Franz Kafka’s “The Metamorphosis” isn’t native advertising for Orkin Pest Control. But what if it was?
George R. R. Martin’s A Song of Ice and Fire isn’t native advertising for Sparkling ICE and Fireball Cinnamon Whiskey… but a brand manager can dream.
The Grapes of Wrath is one of the most powerful novels about the Great Depression, and Welch’s is one of the most powerful brands in grape juice. Can’t we put 2 and 2 together?
I read Moby-Dick hoping to find great native advertising for whale watching trips and was disappointed to find Mr. Melville threw away an opportunity.

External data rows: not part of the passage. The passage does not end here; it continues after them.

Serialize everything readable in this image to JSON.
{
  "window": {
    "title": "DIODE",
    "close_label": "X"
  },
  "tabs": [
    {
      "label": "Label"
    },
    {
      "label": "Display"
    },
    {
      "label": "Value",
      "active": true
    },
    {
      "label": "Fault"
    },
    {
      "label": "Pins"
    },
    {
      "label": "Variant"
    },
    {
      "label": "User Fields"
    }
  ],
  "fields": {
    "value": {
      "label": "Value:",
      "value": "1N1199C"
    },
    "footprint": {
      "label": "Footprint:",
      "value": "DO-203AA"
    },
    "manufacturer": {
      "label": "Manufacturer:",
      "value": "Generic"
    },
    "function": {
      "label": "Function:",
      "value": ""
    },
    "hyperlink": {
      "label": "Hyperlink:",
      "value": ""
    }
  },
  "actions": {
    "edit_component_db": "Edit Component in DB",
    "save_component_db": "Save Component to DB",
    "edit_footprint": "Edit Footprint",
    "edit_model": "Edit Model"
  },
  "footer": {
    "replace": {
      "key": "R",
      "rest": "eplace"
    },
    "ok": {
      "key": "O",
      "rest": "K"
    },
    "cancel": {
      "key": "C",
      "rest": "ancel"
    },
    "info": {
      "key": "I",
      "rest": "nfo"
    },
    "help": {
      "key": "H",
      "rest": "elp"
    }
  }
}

Joan Didion’s The White Album doesn’t really have anything to do with the Beatles or a wedding albums supplier, but what if Joan Didion only only wrote essays about brands? Wouldn’t those brands be that much more fascinating?
Edgar Allan Poe once famously said, “Quoth the Raven, nevermore!” Each Sunday Baltimore Ravens fans cheer, “Go Ravens!” Historians will debate which phrase is more viral, but people who love the power of telling stories through brands will never think of one without the other.
On the surface, A Portrait of the Artist as a Young Man has nothing to do with photo messaging start-up apps, but isn’t James Joyce’s lyrical language the perfect brand building tool for Snapchat?
Just throwing this out there, but would anything be taken away from the ending of Kate Chopin’s The Awakening if the author devoted a page to the ten hottest two-piece bathing suits on sale at Walmart?
Chipotle recently published content by Jonathan Safran Foer and Toni Morrison, who won the Nobel Prize for content in 1993! If you are a content producer, you have to ask yourself: is there any open patch of un-contented space that I could content up with enough branded content that we are all of us — every single brand, consumer, and content-producer in the whole wide world — content?